Aim of the task
Search the records for the string "label", then copy each line where it appears.
(Provided entries Opens)
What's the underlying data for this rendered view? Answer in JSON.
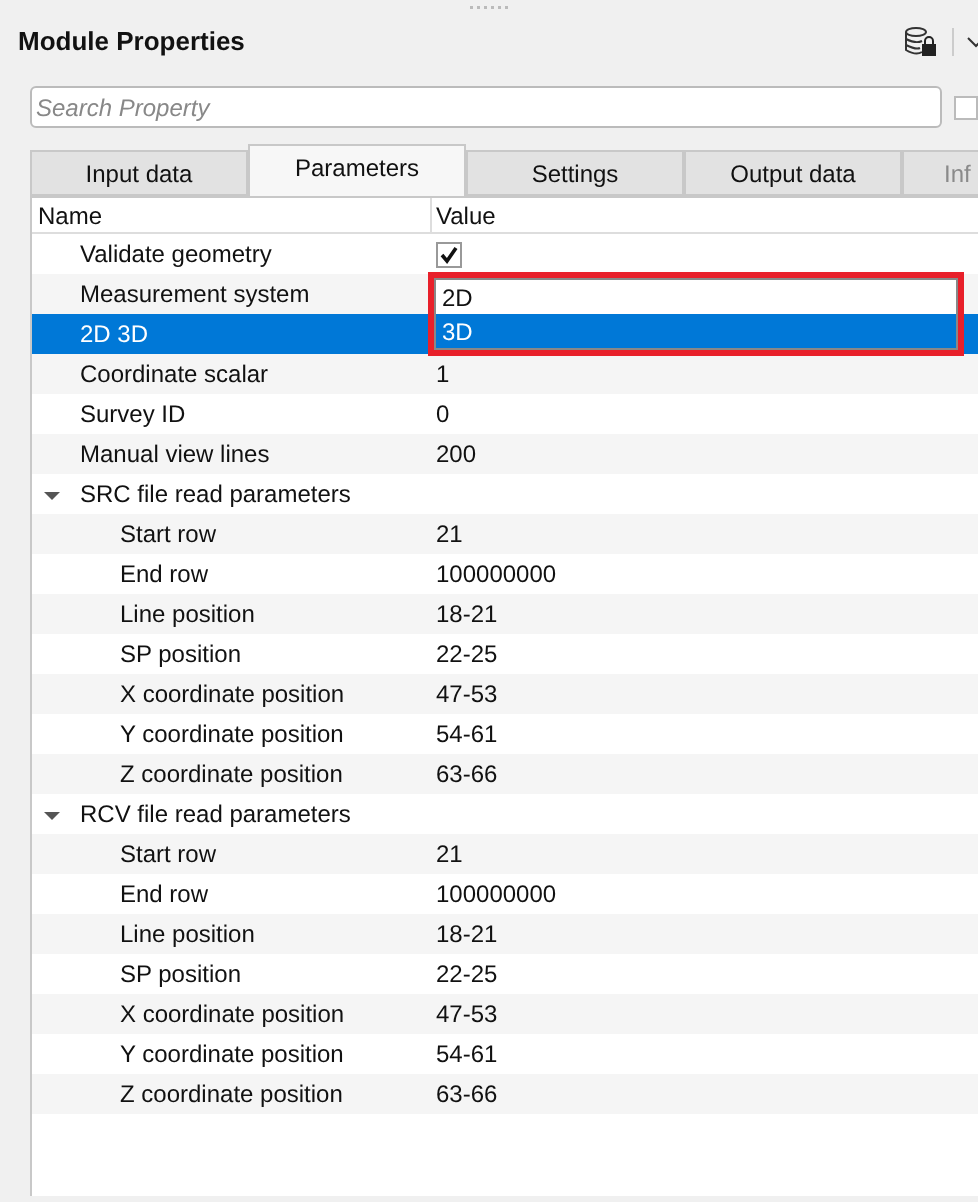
{
  "panel": {
    "title": "Module Properties"
  },
  "search": {
    "placeholder": "Search Property",
    "option_checked": false
  },
  "tabs": [
    {
      "label": "Input data",
      "selected": false,
      "disabled": false
    },
    {
      "label": "Parameters",
      "selected": true,
      "disabled": false
    },
    {
      "label": "Settings",
      "selected": false,
      "disabled": false
    },
    {
      "label": "Output data",
      "selected": false,
      "disabled": false
    },
    {
      "label": "Inf",
      "selected": false,
      "disabled": true
    }
  ],
  "table": {
    "columns": [
      "Name",
      "Value"
    ],
    "rows": [
      {
        "name": "Validate geometry",
        "kind": "checkbox",
        "checked": true,
        "selected": false
      },
      {
        "name": "Measurement system",
        "kind": "text",
        "selected": false
      },
      {
        "name": "2D 3D",
        "kind": "text",
        "selected": true
      },
      {
        "name": "Coordinate scalar",
        "kind": "text",
        "value": "1",
        "selected": false
      },
      {
        "name": "Survey ID",
        "kind": "text",
        "value": "0",
        "selected": false
      },
      {
        "name": "Manual view lines",
        "kind": "text",
        "value": "200",
        "selected": false
      },
      {
        "name": "SRC file read parameters",
        "kind": "group",
        "expanded": true,
        "selected": false,
        "children": [
          {
            "name": "Start row",
            "kind": "text",
            "value": "21",
            "selected": false
          },
          {
            "name": "End row",
            "kind": "text",
            "value": "100000000",
            "selected": false
          },
          {
            "name": "Line position",
            "kind": "text",
            "value": "18-21",
            "selected": false
          },
          {
            "name": "SP position",
            "kind": "text",
            "value": "22-25",
            "selected": false
          },
          {
            "name": "X coordinate position",
            "kind": "text",
            "value": "47-53",
            "selected": false
          },
          {
            "name": "Y coordinate position",
            "kind": "text",
            "value": "54-61",
            "selected": false
          },
          {
            "name": "Z coordinate position",
            "kind": "text",
            "value": "63-66",
            "selected": false
          }
        ]
      },
      {
        "name": "RCV file read parameters",
        "kind": "group",
        "expanded": true,
        "selected": false,
        "children": [
          {
            "name": "Start row",
            "kind": "text",
            "value": "21",
            "selected": false
          },
          {
            "name": "End row",
            "kind": "text",
            "value": "100000000",
            "selected": false
          },
          {
            "name": "Line position",
            "kind": "text",
            "value": "18-21",
            "selected": false
          },
          {
            "name": "SP position",
            "kind": "text",
            "value": "22-25",
            "selected": false
          },
          {
            "name": "X coordinate position",
            "kind": "text",
            "value": "47-53",
            "selected": false
          },
          {
            "name": "Y coordinate position",
            "kind": "text",
            "value": "54-61",
            "selected": false
          },
          {
            "name": "Z coordinate position",
            "kind": "text",
            "value": "63-66",
            "selected": false
          }
        ]
      }
    ]
  },
  "dropdown": {
    "options": [
      {
        "label": "2D",
        "selected": false
      },
      {
        "label": "3D",
        "selected": true
      }
    ]
  }
}
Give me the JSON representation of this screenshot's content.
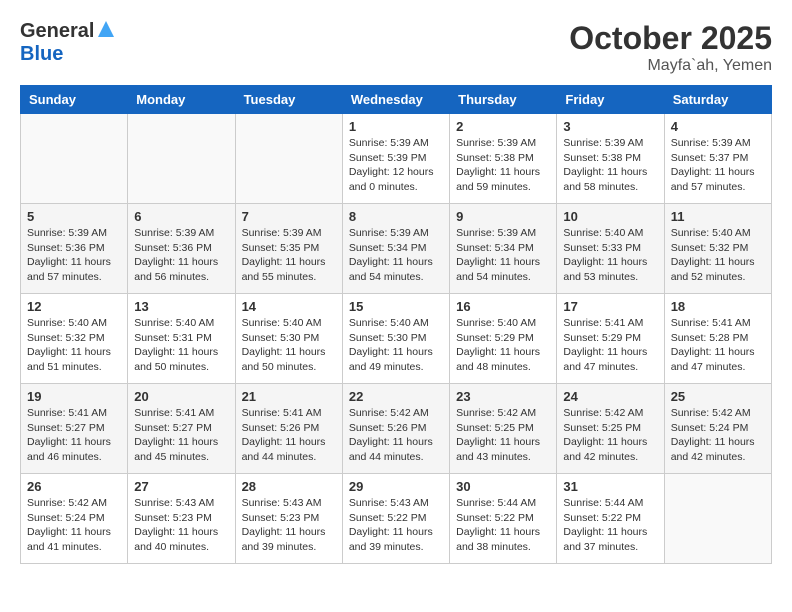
{
  "header": {
    "logo_general": "General",
    "logo_blue": "Blue",
    "month_title": "October 2025",
    "subtitle": "Mayfa`ah, Yemen"
  },
  "days_of_week": [
    "Sunday",
    "Monday",
    "Tuesday",
    "Wednesday",
    "Thursday",
    "Friday",
    "Saturday"
  ],
  "weeks": [
    [
      {
        "day": "",
        "info": ""
      },
      {
        "day": "",
        "info": ""
      },
      {
        "day": "",
        "info": ""
      },
      {
        "day": "1",
        "info": "Sunrise: 5:39 AM\nSunset: 5:39 PM\nDaylight: 12 hours\nand 0 minutes."
      },
      {
        "day": "2",
        "info": "Sunrise: 5:39 AM\nSunset: 5:38 PM\nDaylight: 11 hours\nand 59 minutes."
      },
      {
        "day": "3",
        "info": "Sunrise: 5:39 AM\nSunset: 5:38 PM\nDaylight: 11 hours\nand 58 minutes."
      },
      {
        "day": "4",
        "info": "Sunrise: 5:39 AM\nSunset: 5:37 PM\nDaylight: 11 hours\nand 57 minutes."
      }
    ],
    [
      {
        "day": "5",
        "info": "Sunrise: 5:39 AM\nSunset: 5:36 PM\nDaylight: 11 hours\nand 57 minutes."
      },
      {
        "day": "6",
        "info": "Sunrise: 5:39 AM\nSunset: 5:36 PM\nDaylight: 11 hours\nand 56 minutes."
      },
      {
        "day": "7",
        "info": "Sunrise: 5:39 AM\nSunset: 5:35 PM\nDaylight: 11 hours\nand 55 minutes."
      },
      {
        "day": "8",
        "info": "Sunrise: 5:39 AM\nSunset: 5:34 PM\nDaylight: 11 hours\nand 54 minutes."
      },
      {
        "day": "9",
        "info": "Sunrise: 5:39 AM\nSunset: 5:34 PM\nDaylight: 11 hours\nand 54 minutes."
      },
      {
        "day": "10",
        "info": "Sunrise: 5:40 AM\nSunset: 5:33 PM\nDaylight: 11 hours\nand 53 minutes."
      },
      {
        "day": "11",
        "info": "Sunrise: 5:40 AM\nSunset: 5:32 PM\nDaylight: 11 hours\nand 52 minutes."
      }
    ],
    [
      {
        "day": "12",
        "info": "Sunrise: 5:40 AM\nSunset: 5:32 PM\nDaylight: 11 hours\nand 51 minutes."
      },
      {
        "day": "13",
        "info": "Sunrise: 5:40 AM\nSunset: 5:31 PM\nDaylight: 11 hours\nand 50 minutes."
      },
      {
        "day": "14",
        "info": "Sunrise: 5:40 AM\nSunset: 5:30 PM\nDaylight: 11 hours\nand 50 minutes."
      },
      {
        "day": "15",
        "info": "Sunrise: 5:40 AM\nSunset: 5:30 PM\nDaylight: 11 hours\nand 49 minutes."
      },
      {
        "day": "16",
        "info": "Sunrise: 5:40 AM\nSunset: 5:29 PM\nDaylight: 11 hours\nand 48 minutes."
      },
      {
        "day": "17",
        "info": "Sunrise: 5:41 AM\nSunset: 5:29 PM\nDaylight: 11 hours\nand 47 minutes."
      },
      {
        "day": "18",
        "info": "Sunrise: 5:41 AM\nSunset: 5:28 PM\nDaylight: 11 hours\nand 47 minutes."
      }
    ],
    [
      {
        "day": "19",
        "info": "Sunrise: 5:41 AM\nSunset: 5:27 PM\nDaylight: 11 hours\nand 46 minutes."
      },
      {
        "day": "20",
        "info": "Sunrise: 5:41 AM\nSunset: 5:27 PM\nDaylight: 11 hours\nand 45 minutes."
      },
      {
        "day": "21",
        "info": "Sunrise: 5:41 AM\nSunset: 5:26 PM\nDaylight: 11 hours\nand 44 minutes."
      },
      {
        "day": "22",
        "info": "Sunrise: 5:42 AM\nSunset: 5:26 PM\nDaylight: 11 hours\nand 44 minutes."
      },
      {
        "day": "23",
        "info": "Sunrise: 5:42 AM\nSunset: 5:25 PM\nDaylight: 11 hours\nand 43 minutes."
      },
      {
        "day": "24",
        "info": "Sunrise: 5:42 AM\nSunset: 5:25 PM\nDaylight: 11 hours\nand 42 minutes."
      },
      {
        "day": "25",
        "info": "Sunrise: 5:42 AM\nSunset: 5:24 PM\nDaylight: 11 hours\nand 42 minutes."
      }
    ],
    [
      {
        "day": "26",
        "info": "Sunrise: 5:42 AM\nSunset: 5:24 PM\nDaylight: 11 hours\nand 41 minutes."
      },
      {
        "day": "27",
        "info": "Sunrise: 5:43 AM\nSunset: 5:23 PM\nDaylight: 11 hours\nand 40 minutes."
      },
      {
        "day": "28",
        "info": "Sunrise: 5:43 AM\nSunset: 5:23 PM\nDaylight: 11 hours\nand 39 minutes."
      },
      {
        "day": "29",
        "info": "Sunrise: 5:43 AM\nSunset: 5:22 PM\nDaylight: 11 hours\nand 39 minutes."
      },
      {
        "day": "30",
        "info": "Sunrise: 5:44 AM\nSunset: 5:22 PM\nDaylight: 11 hours\nand 38 minutes."
      },
      {
        "day": "31",
        "info": "Sunrise: 5:44 AM\nSunset: 5:22 PM\nDaylight: 11 hours\nand 37 minutes."
      },
      {
        "day": "",
        "info": ""
      }
    ]
  ]
}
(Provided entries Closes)
Solved exercise
      "label": "Input data",
      "label": "Parameters",
      "label": "Settings",
      "label": "Output data",
      "label": "Inf",
        "label": "2D",
        "label": "3D",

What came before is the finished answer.